Work instruction |
Say how many lines in the records contain the string "subtitle". Nothing but the number should be given.

Records from a collection:

-- Opening Marker --

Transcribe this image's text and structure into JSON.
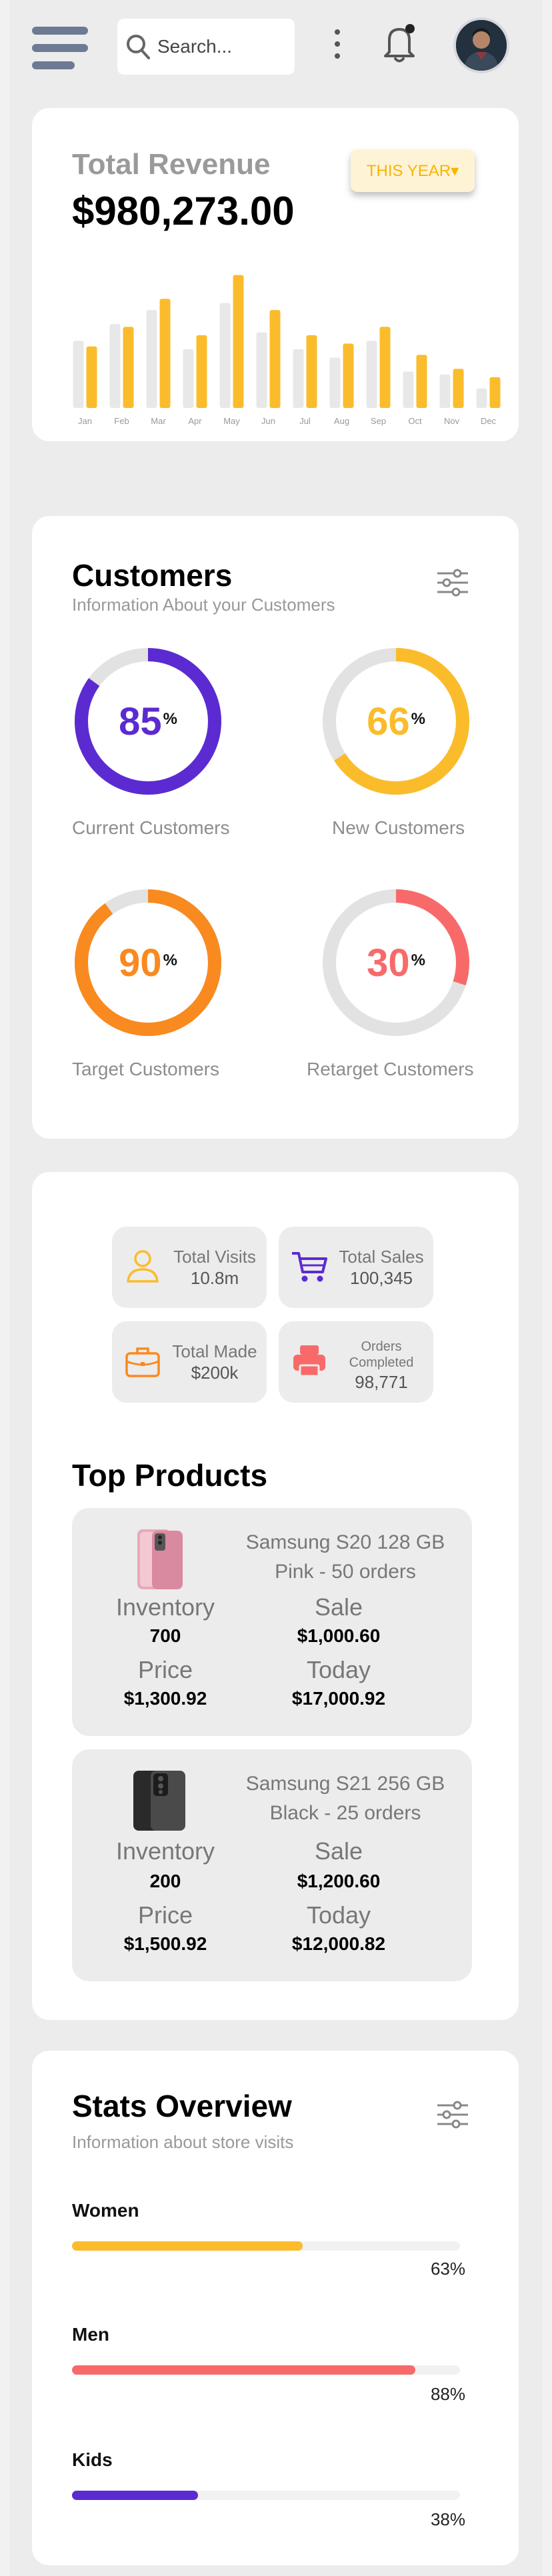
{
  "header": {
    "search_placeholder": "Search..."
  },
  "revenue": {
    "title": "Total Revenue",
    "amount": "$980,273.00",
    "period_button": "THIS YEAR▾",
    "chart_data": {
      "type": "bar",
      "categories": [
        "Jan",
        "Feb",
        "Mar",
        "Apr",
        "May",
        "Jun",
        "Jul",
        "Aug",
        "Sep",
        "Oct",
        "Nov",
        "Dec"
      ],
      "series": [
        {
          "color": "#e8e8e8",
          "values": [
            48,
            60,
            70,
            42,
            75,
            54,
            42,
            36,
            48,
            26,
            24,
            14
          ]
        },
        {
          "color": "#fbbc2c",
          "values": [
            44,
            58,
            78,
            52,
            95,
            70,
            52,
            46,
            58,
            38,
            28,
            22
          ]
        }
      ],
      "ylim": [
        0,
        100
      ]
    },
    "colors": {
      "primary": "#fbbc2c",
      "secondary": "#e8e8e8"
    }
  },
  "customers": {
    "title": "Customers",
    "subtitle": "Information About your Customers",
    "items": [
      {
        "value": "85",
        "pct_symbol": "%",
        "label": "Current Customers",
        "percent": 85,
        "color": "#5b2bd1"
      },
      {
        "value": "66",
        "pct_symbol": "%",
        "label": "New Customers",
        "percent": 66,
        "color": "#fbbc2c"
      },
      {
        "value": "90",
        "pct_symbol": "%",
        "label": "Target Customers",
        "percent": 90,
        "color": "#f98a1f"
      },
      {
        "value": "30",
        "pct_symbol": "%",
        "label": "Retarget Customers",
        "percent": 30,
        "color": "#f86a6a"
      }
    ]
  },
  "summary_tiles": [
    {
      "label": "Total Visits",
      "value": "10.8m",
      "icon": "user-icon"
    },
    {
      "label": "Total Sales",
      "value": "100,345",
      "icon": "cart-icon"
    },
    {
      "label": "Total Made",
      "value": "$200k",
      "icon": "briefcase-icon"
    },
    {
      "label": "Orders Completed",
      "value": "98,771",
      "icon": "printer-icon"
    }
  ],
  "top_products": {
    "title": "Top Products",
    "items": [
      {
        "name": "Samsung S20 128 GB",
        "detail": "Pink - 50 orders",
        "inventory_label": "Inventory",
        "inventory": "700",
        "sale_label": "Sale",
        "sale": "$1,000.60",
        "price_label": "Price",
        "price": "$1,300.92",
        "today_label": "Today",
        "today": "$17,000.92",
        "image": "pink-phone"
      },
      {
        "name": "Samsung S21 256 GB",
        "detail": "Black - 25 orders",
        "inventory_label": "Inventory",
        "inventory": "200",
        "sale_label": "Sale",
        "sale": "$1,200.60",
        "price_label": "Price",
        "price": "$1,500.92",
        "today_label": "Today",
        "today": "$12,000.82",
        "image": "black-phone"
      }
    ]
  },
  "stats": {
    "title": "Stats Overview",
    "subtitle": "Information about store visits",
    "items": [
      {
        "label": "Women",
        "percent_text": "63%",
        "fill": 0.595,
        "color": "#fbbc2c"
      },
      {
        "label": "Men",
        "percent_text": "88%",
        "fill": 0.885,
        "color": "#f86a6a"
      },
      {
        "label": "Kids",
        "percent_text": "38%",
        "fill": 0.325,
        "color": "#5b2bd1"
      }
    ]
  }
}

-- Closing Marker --
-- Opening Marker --

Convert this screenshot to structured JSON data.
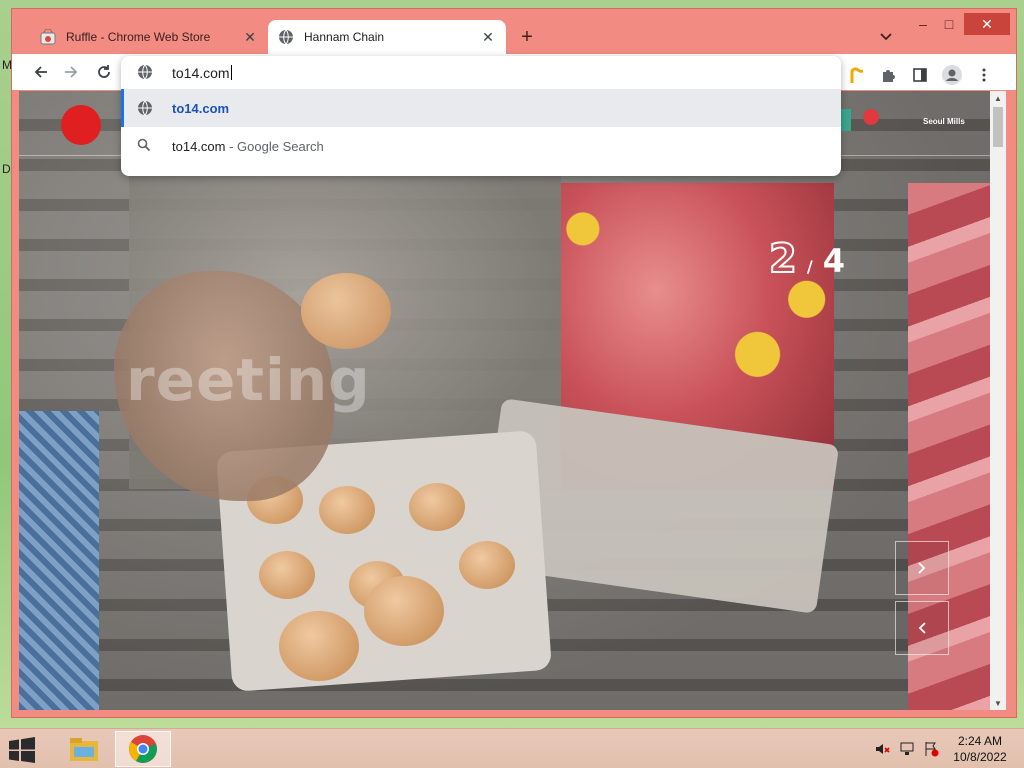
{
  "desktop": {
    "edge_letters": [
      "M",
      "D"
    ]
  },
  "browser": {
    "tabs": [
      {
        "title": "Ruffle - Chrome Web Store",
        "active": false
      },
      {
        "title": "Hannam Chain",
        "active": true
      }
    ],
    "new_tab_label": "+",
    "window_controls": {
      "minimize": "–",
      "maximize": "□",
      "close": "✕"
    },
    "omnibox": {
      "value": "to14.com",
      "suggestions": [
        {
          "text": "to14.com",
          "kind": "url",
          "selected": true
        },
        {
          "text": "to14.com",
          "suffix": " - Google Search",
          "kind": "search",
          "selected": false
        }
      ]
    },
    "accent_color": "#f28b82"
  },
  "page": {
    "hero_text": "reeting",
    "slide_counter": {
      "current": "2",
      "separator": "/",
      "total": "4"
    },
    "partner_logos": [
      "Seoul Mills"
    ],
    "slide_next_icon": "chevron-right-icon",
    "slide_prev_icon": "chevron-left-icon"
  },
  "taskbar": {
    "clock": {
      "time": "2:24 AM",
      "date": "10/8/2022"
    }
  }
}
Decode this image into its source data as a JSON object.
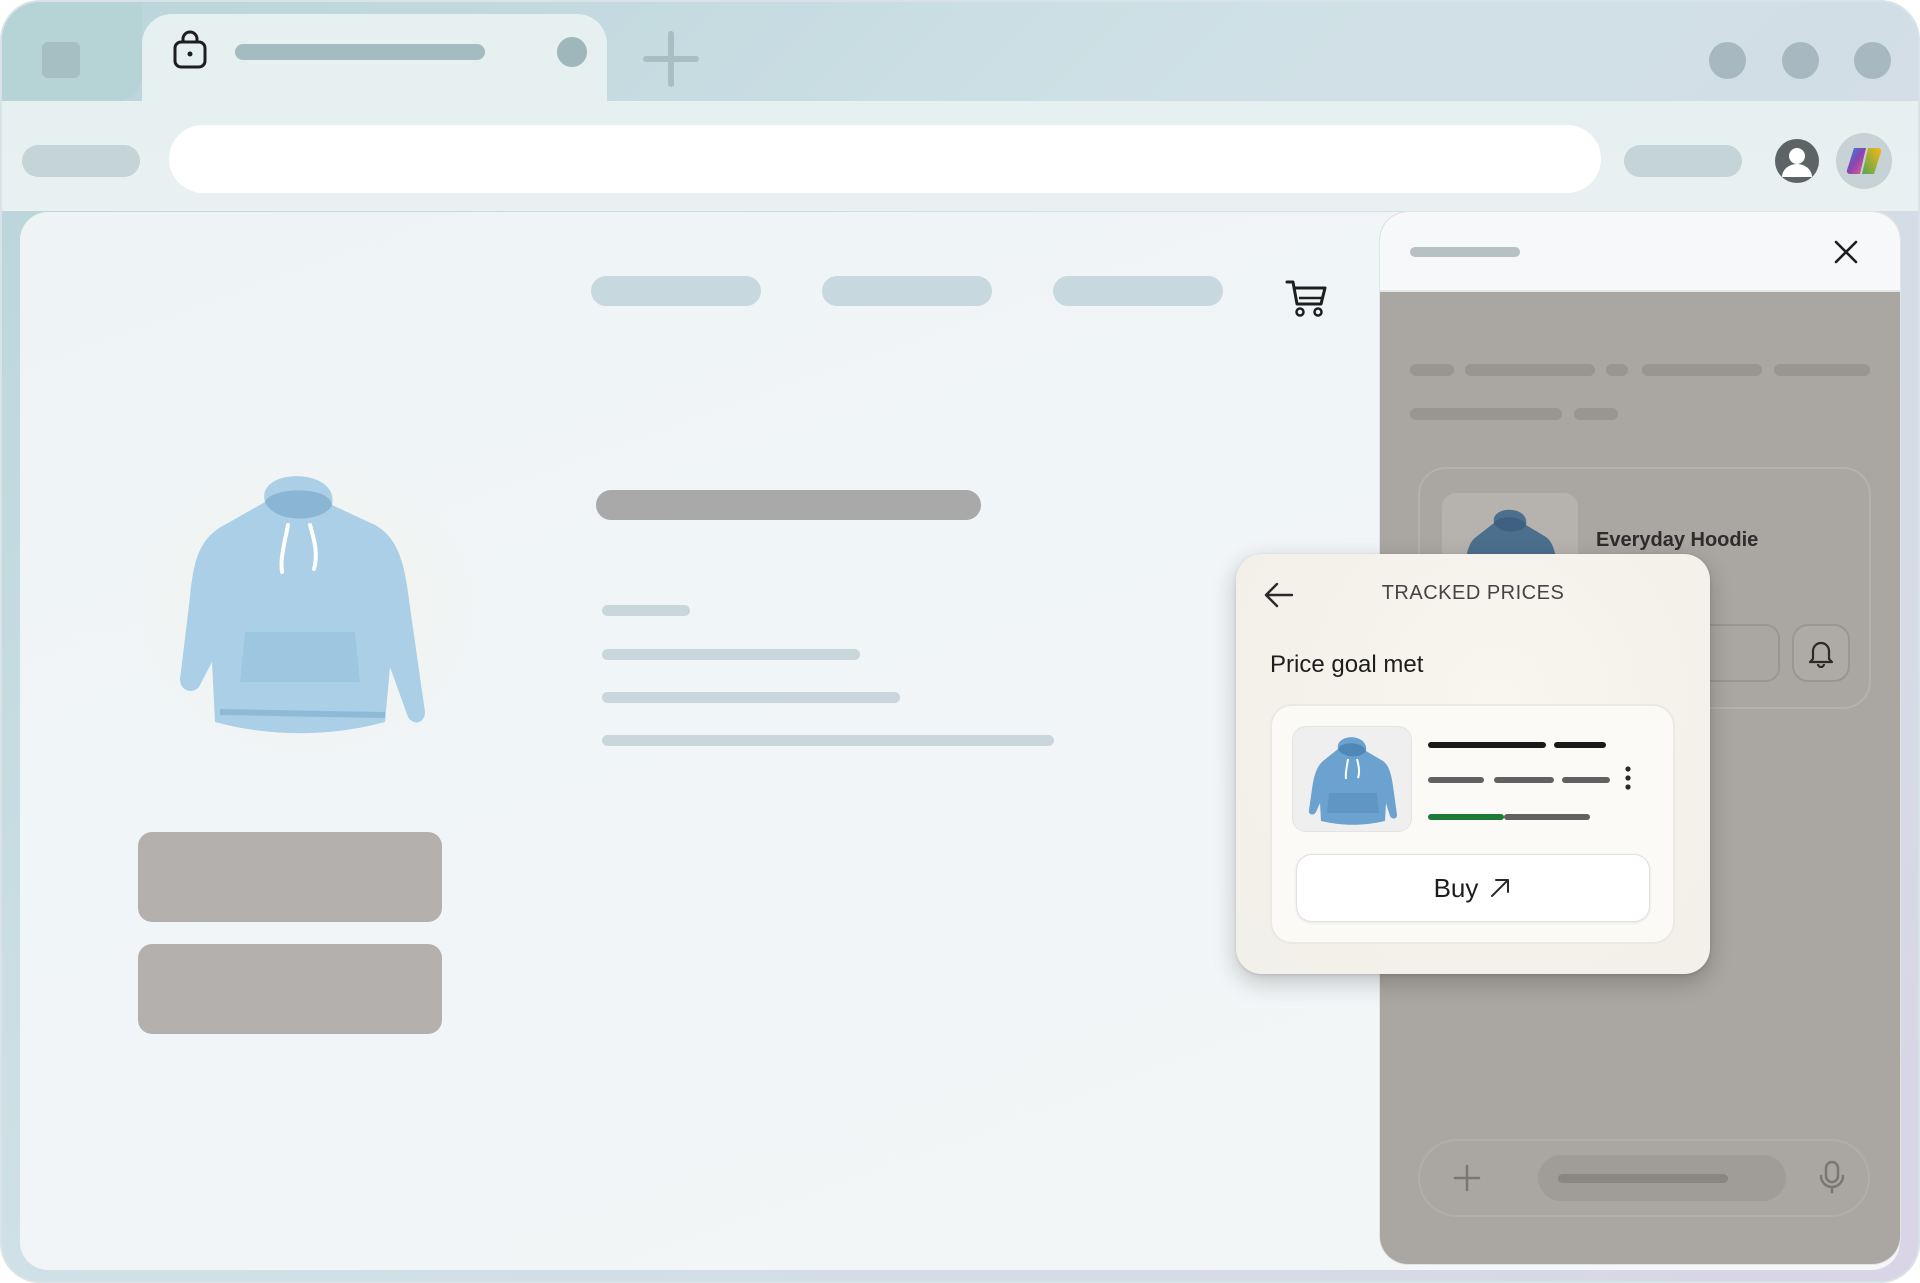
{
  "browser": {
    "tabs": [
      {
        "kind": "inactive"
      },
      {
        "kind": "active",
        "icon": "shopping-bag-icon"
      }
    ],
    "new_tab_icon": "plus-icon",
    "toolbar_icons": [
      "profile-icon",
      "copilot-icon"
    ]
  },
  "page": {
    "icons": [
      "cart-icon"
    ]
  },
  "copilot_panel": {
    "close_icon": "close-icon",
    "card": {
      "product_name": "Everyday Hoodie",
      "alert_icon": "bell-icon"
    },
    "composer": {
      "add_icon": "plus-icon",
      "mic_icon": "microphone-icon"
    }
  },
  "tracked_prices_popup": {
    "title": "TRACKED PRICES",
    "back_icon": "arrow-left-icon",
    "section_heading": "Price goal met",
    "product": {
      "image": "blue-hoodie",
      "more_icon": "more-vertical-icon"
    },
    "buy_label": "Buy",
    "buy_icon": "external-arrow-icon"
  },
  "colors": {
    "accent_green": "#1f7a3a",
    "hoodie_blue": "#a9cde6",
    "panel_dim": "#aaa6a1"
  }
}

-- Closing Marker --
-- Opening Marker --

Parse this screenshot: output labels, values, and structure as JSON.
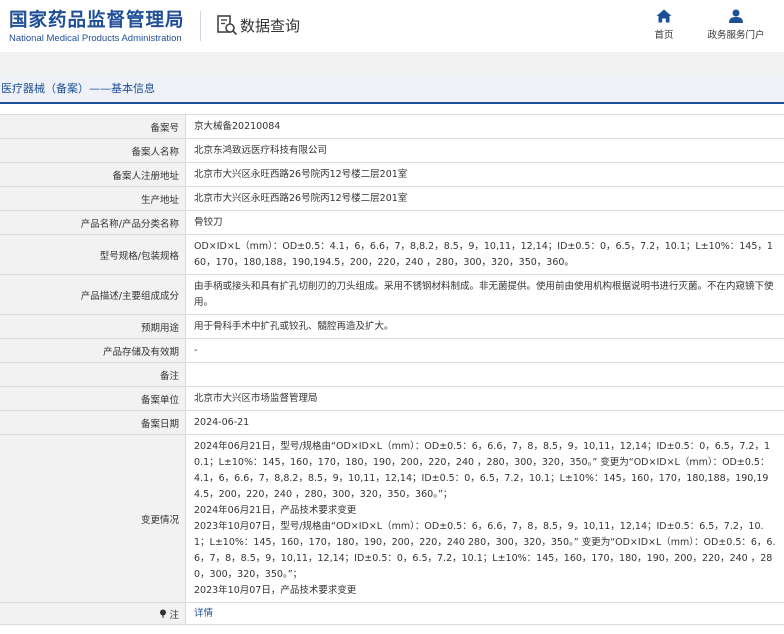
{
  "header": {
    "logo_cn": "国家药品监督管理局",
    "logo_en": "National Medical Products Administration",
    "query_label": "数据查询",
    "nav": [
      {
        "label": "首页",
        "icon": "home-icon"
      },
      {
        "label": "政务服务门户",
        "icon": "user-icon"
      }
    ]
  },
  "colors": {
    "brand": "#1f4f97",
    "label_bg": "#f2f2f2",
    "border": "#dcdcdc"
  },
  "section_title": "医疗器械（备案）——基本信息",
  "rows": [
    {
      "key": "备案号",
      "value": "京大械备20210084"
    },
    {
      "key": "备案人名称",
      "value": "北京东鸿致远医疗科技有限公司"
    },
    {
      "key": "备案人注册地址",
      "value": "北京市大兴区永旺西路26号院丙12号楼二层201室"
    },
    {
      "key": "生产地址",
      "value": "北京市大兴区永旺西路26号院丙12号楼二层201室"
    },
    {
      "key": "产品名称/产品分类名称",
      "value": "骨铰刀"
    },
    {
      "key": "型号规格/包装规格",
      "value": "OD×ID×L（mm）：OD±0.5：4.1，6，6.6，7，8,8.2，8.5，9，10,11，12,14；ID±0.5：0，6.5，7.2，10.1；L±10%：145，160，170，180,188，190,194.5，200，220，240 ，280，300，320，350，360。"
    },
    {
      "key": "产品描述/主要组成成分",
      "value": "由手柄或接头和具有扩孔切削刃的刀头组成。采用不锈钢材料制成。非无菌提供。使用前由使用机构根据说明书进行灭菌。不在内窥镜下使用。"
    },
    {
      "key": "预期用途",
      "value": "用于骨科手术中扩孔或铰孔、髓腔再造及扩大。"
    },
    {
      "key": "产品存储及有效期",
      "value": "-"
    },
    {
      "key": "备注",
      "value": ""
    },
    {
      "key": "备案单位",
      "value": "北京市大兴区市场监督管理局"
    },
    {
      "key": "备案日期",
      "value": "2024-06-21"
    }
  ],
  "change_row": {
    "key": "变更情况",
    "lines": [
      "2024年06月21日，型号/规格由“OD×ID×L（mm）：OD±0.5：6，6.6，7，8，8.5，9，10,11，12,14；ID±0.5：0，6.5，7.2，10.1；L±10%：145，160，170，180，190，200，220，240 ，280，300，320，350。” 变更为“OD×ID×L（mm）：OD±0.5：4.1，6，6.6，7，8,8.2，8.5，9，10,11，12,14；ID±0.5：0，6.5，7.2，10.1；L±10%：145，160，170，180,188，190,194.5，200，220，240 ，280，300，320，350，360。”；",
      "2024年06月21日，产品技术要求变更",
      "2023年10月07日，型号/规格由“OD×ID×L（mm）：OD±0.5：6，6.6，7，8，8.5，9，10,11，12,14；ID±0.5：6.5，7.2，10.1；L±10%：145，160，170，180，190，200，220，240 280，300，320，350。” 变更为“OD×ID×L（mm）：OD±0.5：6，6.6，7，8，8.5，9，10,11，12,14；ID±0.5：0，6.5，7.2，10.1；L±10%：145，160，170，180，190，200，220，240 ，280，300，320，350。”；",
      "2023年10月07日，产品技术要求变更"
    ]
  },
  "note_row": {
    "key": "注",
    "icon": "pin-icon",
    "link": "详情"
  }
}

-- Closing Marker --

Problem solution |
2